Im considering an old idea of myself again.

This is not " the 2sinh method " for all clarity.

But it also uses 2sinh.

f(n,x) = 2sinh(x + n)*exp(-n) = exp(x) - exp(- x - n).

Notice how this function f(n,x) approximates exp(x) very well for Re(x) > - n/2.

It also has exactly one real fixpoint with a derivative there about the same value as minus the fixpoint.

For instance sinh(x +10) exp(-10) has a fixpoint at -23.1416 and the derivative there is 23.1409.

This approximates exp(x) very well for Re(x) > -5.

In fact the derivative converges (conveniently ?) to minus the fixpoint as n goes to +oo.

The idea is now ofcourse that

lim f(n,x)^[s] = exp^[s](x)

I strongly recommend using fast converging methods for the fixpoint method, and by that i * assume * higher order derivatives are neccessary.

I think it will be both important numerically and theoretically.

For Re(x) > -n + 1 we get about the same fixpoints and cycles as for exp(x) since it converges so fast to it.

But for Re(x) << - n + 1 the situation is not yet clear to me. Although for large negative x we get close to sinh(x) again.

This matters for radius and analytic continuation ofcourse.

Im not sure if this differs from other methods but the way of computation seems not equivalent.

I want to point out that a converging analytic ( near the real line ) sequence of functions is also necc analytic , this is a theorem !

So if it is converging and c^oo it MUST be analytic for Re(x) > -n/2 and by the limit for all x near the real line.

I assume this old idea was missed by most since I did not give it much attention and investigated other ways.

But I feel we are ready for this.

regards

tommy1729

Tom Marcel Raes

This is not " the 2sinh method " for all clarity.

But it also uses 2sinh.

f(n,x) = 2sinh(x + n)*exp(-n) = exp(x) - exp(- x - n).

Notice how this function f(n,x) approximates exp(x) very well for Re(x) > - n/2.

It also has exactly one real fixpoint with a derivative there about the same value as minus the fixpoint.

For instance sinh(x +10) exp(-10) has a fixpoint at -23.1416 and the derivative there is 23.1409.

This approximates exp(x) very well for Re(x) > -5.

In fact the derivative converges (conveniently ?) to minus the fixpoint as n goes to +oo.

The idea is now ofcourse that

lim f(n,x)^[s] = exp^[s](x)

I strongly recommend using fast converging methods for the fixpoint method, and by that i * assume * higher order derivatives are neccessary.

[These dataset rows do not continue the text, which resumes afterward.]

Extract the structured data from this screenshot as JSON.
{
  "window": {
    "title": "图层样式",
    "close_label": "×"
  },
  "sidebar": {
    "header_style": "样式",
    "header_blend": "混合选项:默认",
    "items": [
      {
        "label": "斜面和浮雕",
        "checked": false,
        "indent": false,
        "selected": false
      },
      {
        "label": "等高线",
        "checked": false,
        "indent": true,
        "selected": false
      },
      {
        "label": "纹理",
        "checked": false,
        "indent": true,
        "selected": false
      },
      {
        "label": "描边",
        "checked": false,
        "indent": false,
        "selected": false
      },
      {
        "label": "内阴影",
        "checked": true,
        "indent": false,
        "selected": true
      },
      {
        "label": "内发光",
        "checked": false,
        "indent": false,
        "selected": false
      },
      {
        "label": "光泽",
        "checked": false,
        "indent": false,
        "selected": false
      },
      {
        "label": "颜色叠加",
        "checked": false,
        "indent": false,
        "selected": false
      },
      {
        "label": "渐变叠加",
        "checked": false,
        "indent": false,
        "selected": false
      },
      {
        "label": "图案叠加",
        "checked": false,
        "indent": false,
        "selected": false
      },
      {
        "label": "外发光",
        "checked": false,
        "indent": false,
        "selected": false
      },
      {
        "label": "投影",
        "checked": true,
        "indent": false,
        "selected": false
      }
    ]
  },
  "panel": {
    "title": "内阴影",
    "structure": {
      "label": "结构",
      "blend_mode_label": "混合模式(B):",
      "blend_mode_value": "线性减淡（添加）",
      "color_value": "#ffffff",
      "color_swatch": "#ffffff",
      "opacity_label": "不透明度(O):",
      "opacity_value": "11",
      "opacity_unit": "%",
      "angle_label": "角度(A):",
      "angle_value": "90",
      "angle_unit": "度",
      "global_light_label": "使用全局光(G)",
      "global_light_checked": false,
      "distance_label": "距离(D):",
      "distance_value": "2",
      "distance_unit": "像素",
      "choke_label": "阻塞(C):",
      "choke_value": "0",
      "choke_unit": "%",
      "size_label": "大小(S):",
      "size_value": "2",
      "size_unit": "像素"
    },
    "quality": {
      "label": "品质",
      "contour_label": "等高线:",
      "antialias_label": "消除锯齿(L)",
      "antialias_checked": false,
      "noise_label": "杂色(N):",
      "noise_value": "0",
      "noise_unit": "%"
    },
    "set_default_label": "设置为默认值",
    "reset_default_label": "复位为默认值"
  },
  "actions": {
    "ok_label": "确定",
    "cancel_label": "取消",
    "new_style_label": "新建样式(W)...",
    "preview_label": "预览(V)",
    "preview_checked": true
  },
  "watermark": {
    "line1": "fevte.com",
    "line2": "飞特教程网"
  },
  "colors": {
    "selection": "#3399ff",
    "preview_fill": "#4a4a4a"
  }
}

I think it will be both important numerically and theoretically.

For Re(x) > -n + 1 we get about the same fixpoints and cycles as for exp(x) since it converges so fast to it.

But for Re(x) << - n + 1 the situation is not yet clear to me. Although for large negative x we get close to sinh(x) again.

This matters for radius and analytic continuation ofcourse.

Im not sure if this differs from other methods but the way of computation seems not equivalent.

I want to point out that a converging analytic ( near the real line ) sequence of functions is also necc analytic , this is a theorem !

So if it is converging and c^oo it MUST be analytic for Re(x) > -n/2 and by the limit for all x near the real line.

I assume this old idea was missed by most since I did not give it much attention and investigated other ways.

But I feel we are ready for this.

regards

tommy1729

Tom Marcel Raes